How to survive if you get fired in tech

1 year ago

Google, Amazon, Facebook, Salesforce, countless cryptocurrency startups, Microsoft: these are tech companies, big and small, that fire people in droves until 2023. And these are not only the roles of marketing and middle managers, but also the roles of analyst and engineer. No job is 100% safe, as many of us have learned from our own experience.

Being fired is stressful and can leave you feeling destabilized and insecure. Is this your first layoffwhich probably hits a lot harder) or you’ve been down this path before, finding a job and figuring out how to meet your needs without that steady income can be intimidating. There are many creative solutions to help you find your next big breakthrough.

Prepare for the worst, hope for the best
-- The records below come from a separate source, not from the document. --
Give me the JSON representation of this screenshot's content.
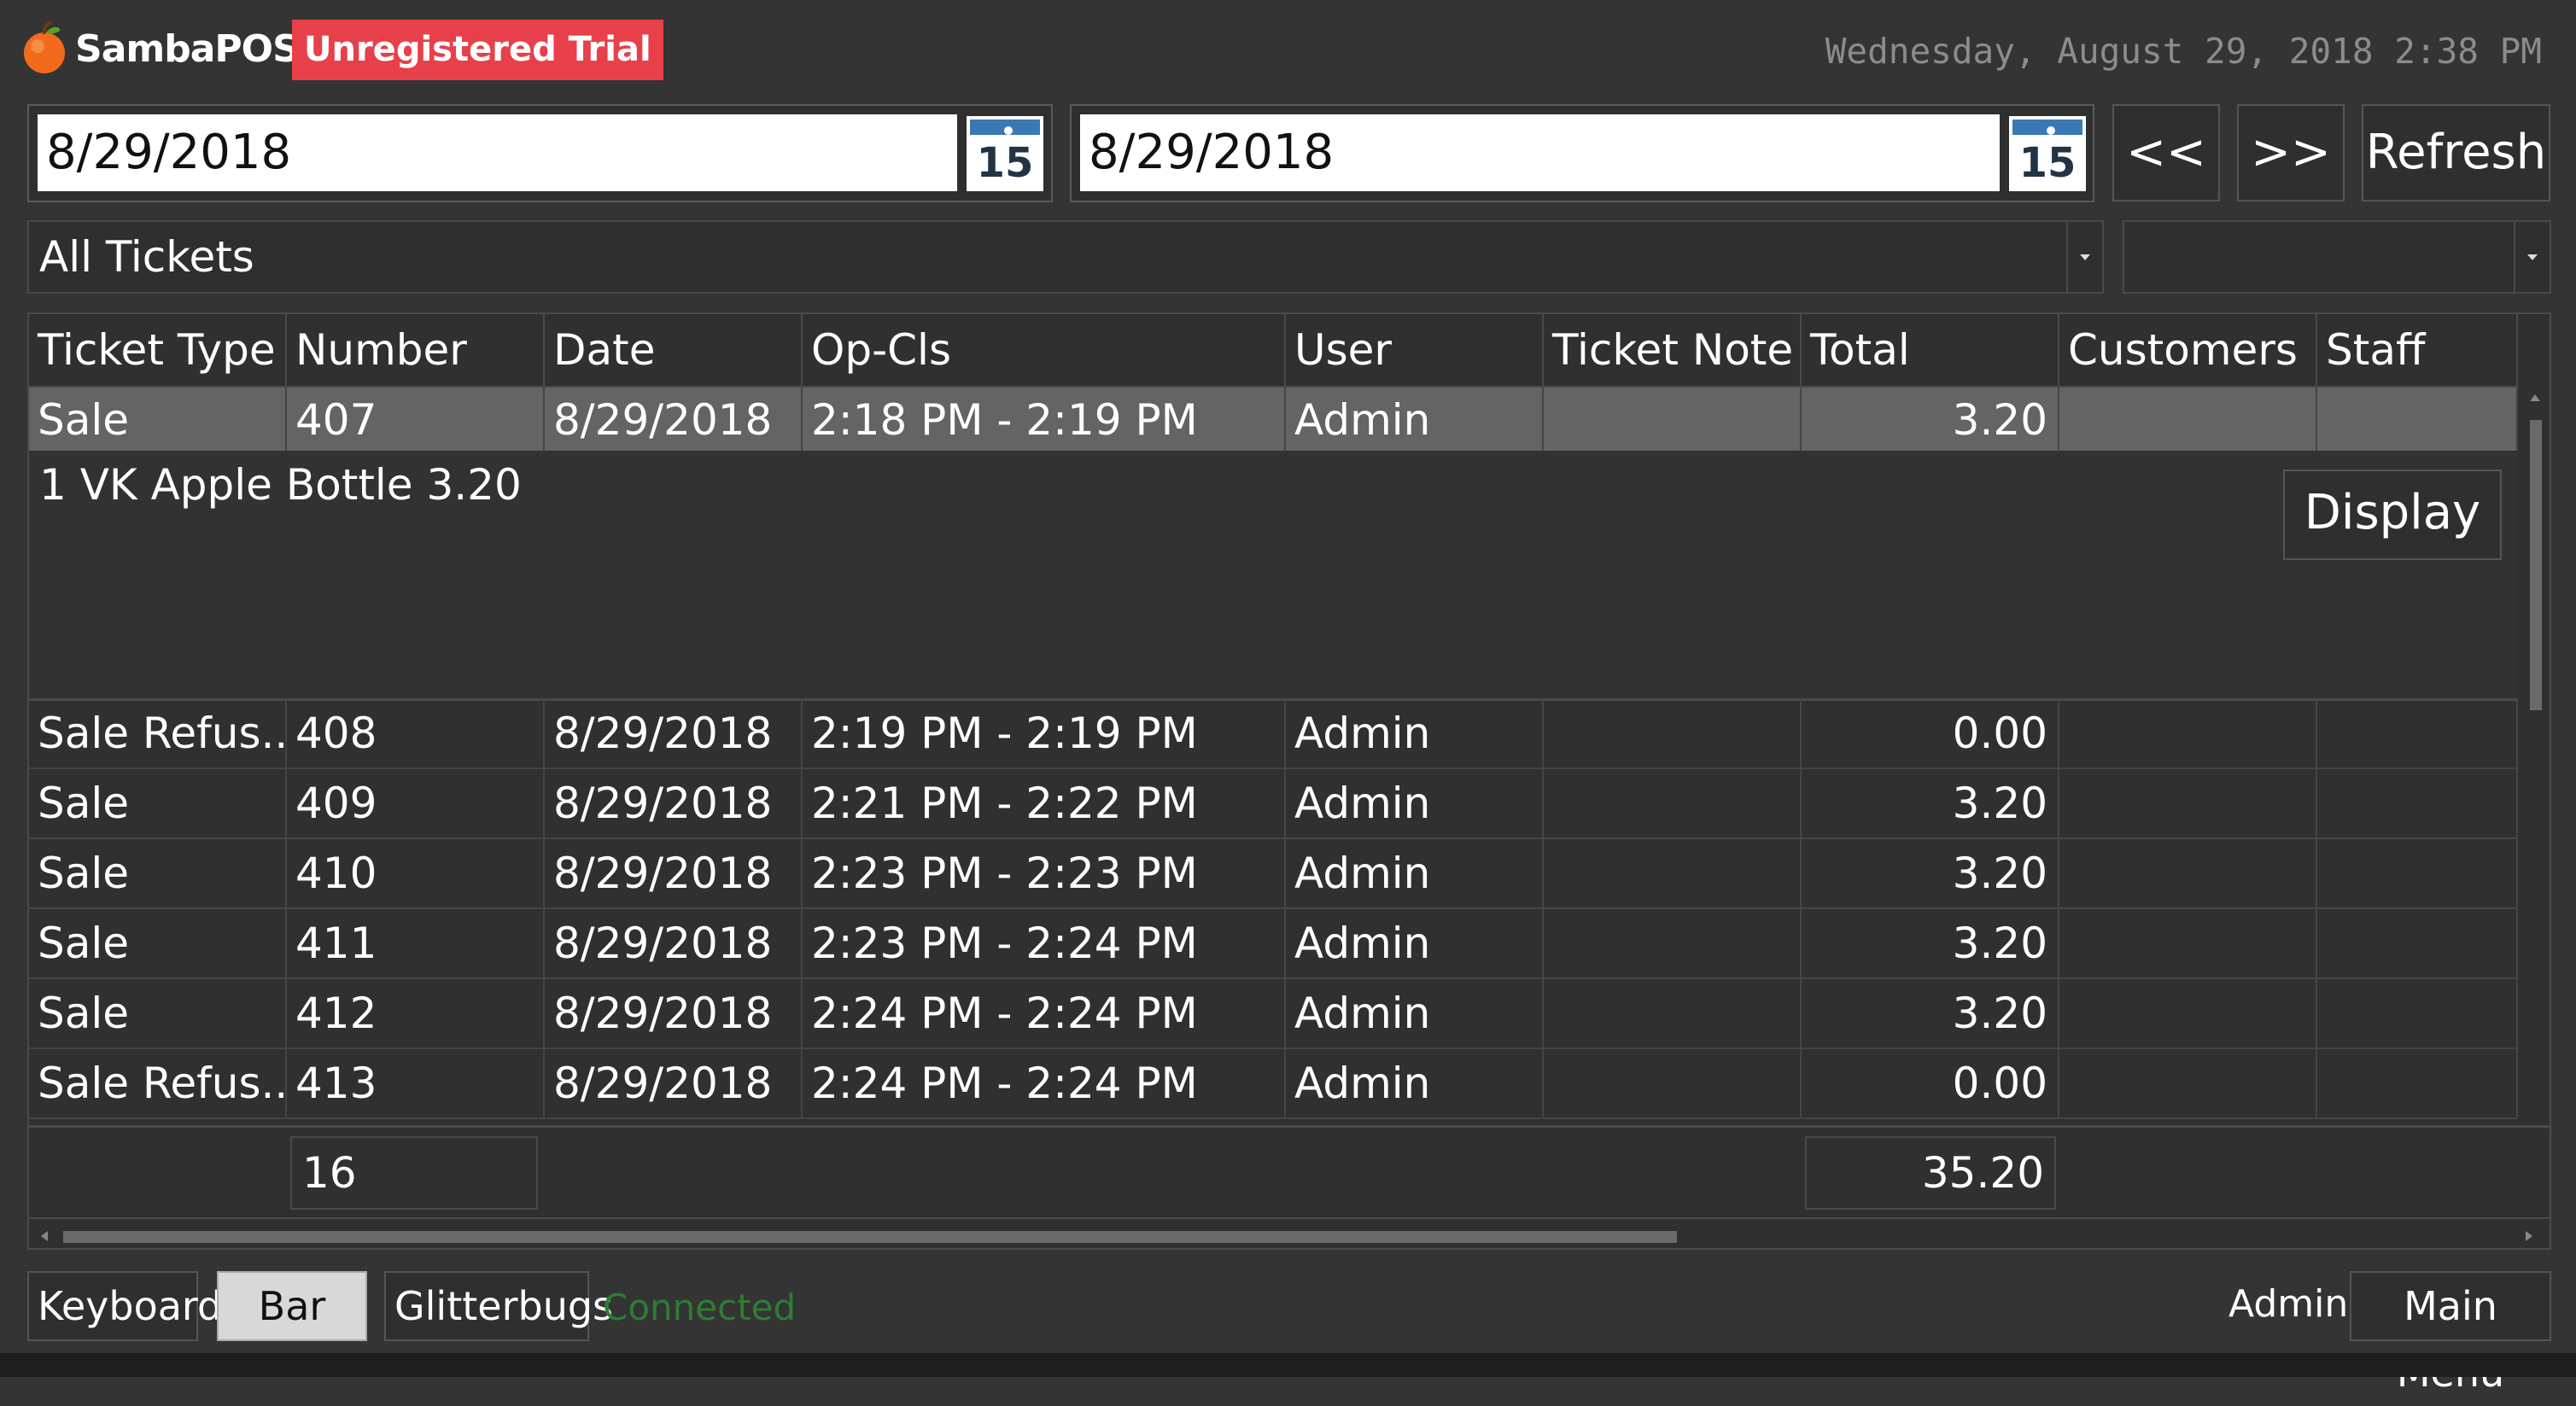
{
  "app": {
    "name": "SambaPOS",
    "trial_badge": "Unregistered Trial",
    "datetime": "Wednesday, August 29, 2018 2:38 PM",
    "accent_color": "#e8404a"
  },
  "filters": {
    "start_date": "8/29/2018",
    "end_date": "8/29/2018",
    "calendar_day": "15",
    "prev_label": "<<",
    "next_label": ">>",
    "refresh_label": "Refresh",
    "ticket_filter": "All Tickets",
    "secondary_filter": ""
  },
  "grid": {
    "columns": [
      "Ticket Type",
      "Number",
      "Date",
      "Op-Cls",
      "User",
      "Ticket Note",
      "Total",
      "Customers",
      "Staff"
    ],
    "selected_row": {
      "type": "Sale",
      "number": "407",
      "date": "8/29/2018",
      "opcls": "2:18 PM - 2:19 PM",
      "user": "Admin",
      "note": "",
      "total": "3.20",
      "customers": "",
      "staff": ""
    },
    "detail": {
      "text": "1 VK Apple Bottle 3.20",
      "display_label": "Display"
    },
    "rows": [
      {
        "type": "Sale Refus...",
        "number": "408",
        "date": "8/29/2018",
        "opcls": "2:19 PM - 2:19 PM",
        "user": "Admin",
        "note": "",
        "total": "0.00",
        "customers": "",
        "staff": ""
      },
      {
        "type": "Sale",
        "number": "409",
        "date": "8/29/2018",
        "opcls": "2:21 PM - 2:22 PM",
        "user": "Admin",
        "note": "",
        "total": "3.20",
        "customers": "",
        "staff": ""
      },
      {
        "type": "Sale",
        "number": "410",
        "date": "8/29/2018",
        "opcls": "2:23 PM - 2:23 PM",
        "user": "Admin",
        "note": "",
        "total": "3.20",
        "customers": "",
        "staff": ""
      },
      {
        "type": "Sale",
        "number": "411",
        "date": "8/29/2018",
        "opcls": "2:23 PM - 2:24 PM",
        "user": "Admin",
        "note": "",
        "total": "3.20",
        "customers": "",
        "staff": ""
      },
      {
        "type": "Sale",
        "number": "412",
        "date": "8/29/2018",
        "opcls": "2:24 PM - 2:24 PM",
        "user": "Admin",
        "note": "",
        "total": "3.20",
        "customers": "",
        "staff": ""
      },
      {
        "type": "Sale Refus...",
        "number": "413",
        "date": "8/29/2018",
        "opcls": "2:24 PM - 2:24 PM",
        "user": "Admin",
        "note": "",
        "total": "0.00",
        "customers": "",
        "staff": ""
      }
    ],
    "summary": {
      "count": "16",
      "total": "35.20"
    }
  },
  "bottom_bar": {
    "keyboard_label": "Keyboard",
    "bar_label": "Bar",
    "glitterbugs_label": "Glitterbugs",
    "status": "Connected",
    "status_color": "#2e7d32",
    "user": "Admin",
    "main_menu_label": "Main Menu"
  }
}
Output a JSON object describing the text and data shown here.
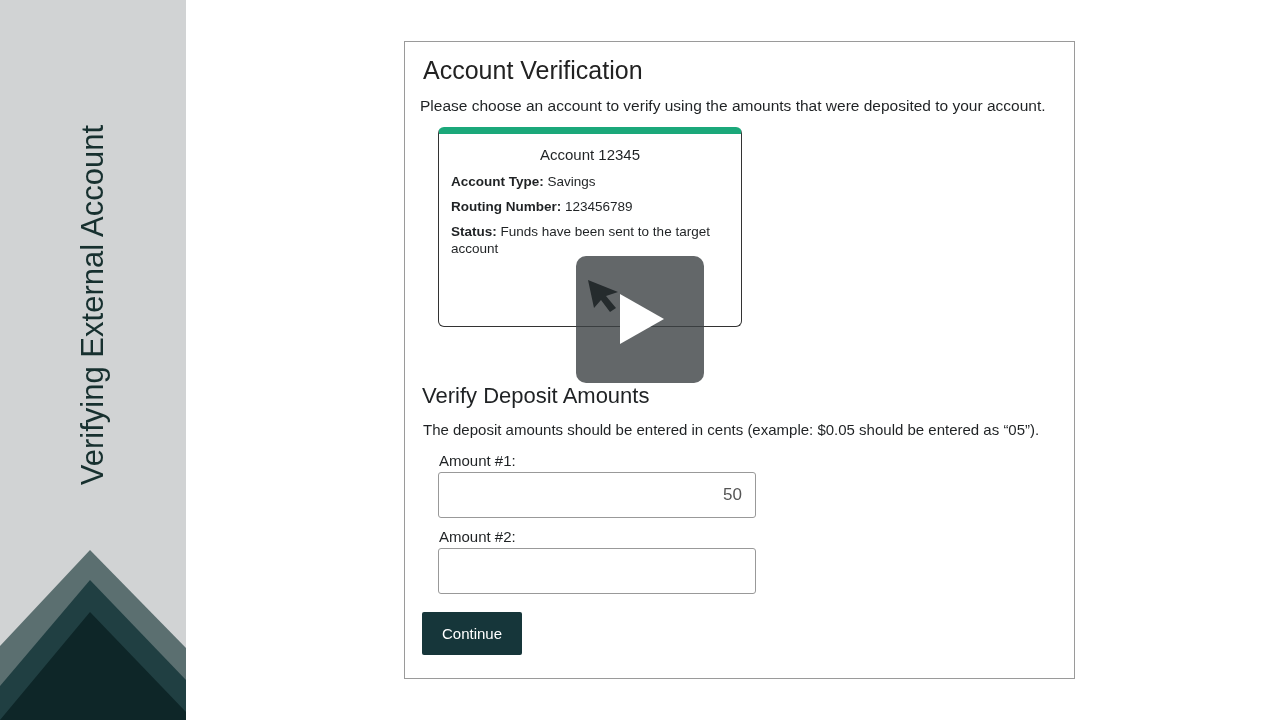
{
  "sidebar": {
    "title": "Verifying External Account"
  },
  "form": {
    "title": "Account Verification",
    "intro": "Please choose an account to verify using the amounts that were deposited to your account.",
    "accounts": [
      {
        "name": "Account 12345",
        "selected": true,
        "fields": [
          "**Account Type:** Savings",
          "**Routing Number:**  123456789",
          "**Status:** Funds have been sent to the target account"
        ]
      }
    ],
    "section_title": "Verify Deposit Amounts",
    "hint": "The deposit amounts should be entered in cents (example: $0.05 should be entered as “05”).",
    "amounts": [
      {
        "label": "Amount #1:",
        "value": "50"
      },
      {
        "label": "Amount #2:"
      }
    ],
    "button": "Continue"
  }
}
Whether you’re looking for a job out of necessity, or you’re riddled with survivor guilt and worried you might be next on the block, refresh your resume and start looking for other opportunities. Bulletin board sites such as LinkedIn, ZipRecruiterAnd Really are great places to start your search, but also think about the companies you’d like to work for and scroll through their job pages.

If you hit a roadblock, look for tech recruiters and reach out to them directly. If the economists are right and we are indeed looking deep into a recession, there is a good chance that these layoffs will not be the last.

Whether you have received the long or short end of the consequences of being fired, protect your information. I definitely made the mistake of creating files on my Google work drive that should have been on my personal drive, but luckily I shared them with myself. Make copies to ensure you don’t get banned, and if there are any important contacts or emails you want to keep, make copies of those as well, as trying to track them down after being fired can be difficult if not. impossible.

Check your benefits

This may seem obvious to some, but when I got fired earlier this year, unemployment insurance was the last thing on my mind. Each state in the US has its own set of requirements that determine if a person can qualify for benefits, how much, and for how long. For example, in New York, you must work 2 quarters to be eligible to claim unemployment benefits; The maximum you will be granted is $504 per week and the term will extend up to 26 weeks. In Florida, you are likely to earn less, and the state has a maximum of 12 weeks to apply for unemployment insurance.

This is almost certainly a lot less than what many tech people are used to doing, but something is better than nothing. Also, many programs allow you to freelance between jobs and that income won’t affect your weekly allowance, meaning you can view unemployment as a kind of baseline to build on.

In the USA you can use this Seeking Unemployment Benefits to learn about your state’s regulations and apply online or by phone. You can apply for benefits on the day you quit, but be aware that if you received severance pay, you may not be eligible until your severance pay expires.

Check your insurance

In the United States, health insurance is often tied to your employment, which adds another layer of anguish to being fired, especially if you have dependents covered under your plan. Your employer is required by law to cover your insurance premiums by the end of the month your job ends, but that time moves quickly, especially if you get fired towards the end of the month.

If your benefits included health insurance, look into COBRA (Consolidated Consolidated Budget Reconciliation Act of 1985) to find out how long your group rate will be available to you. You should receive a package in the mail about a week after you were fired, which will include the full cost of your premiums (usually about double what you previously paid) and the period of time you may be covered by that premium. . plan. Some employers will cover your premiums long after your job ends, but make sure you complete the paperwork to ensure your coverage doesn’t end before you find a new job or a new plan.

You can also view the government sponsored insurance plans available to you using this Looking for plans. Plans vary from state to state and are highly dependent on your income status. For example, when I was an adjunct professor and making less than $30,000 a year, I was eligible for a $40/month plan with a $0 deductible and a very good network of doctors. However, now that I need a family plan that considers both my income and my household partner’s income, our plan offer actually amounted to more than my COBRA insurance, with worse rates and a weaker network of doctors. Be sure to check which plans you qualify for, but don’t be surprised if your current group rate is cheaper and better.

Leave a Reply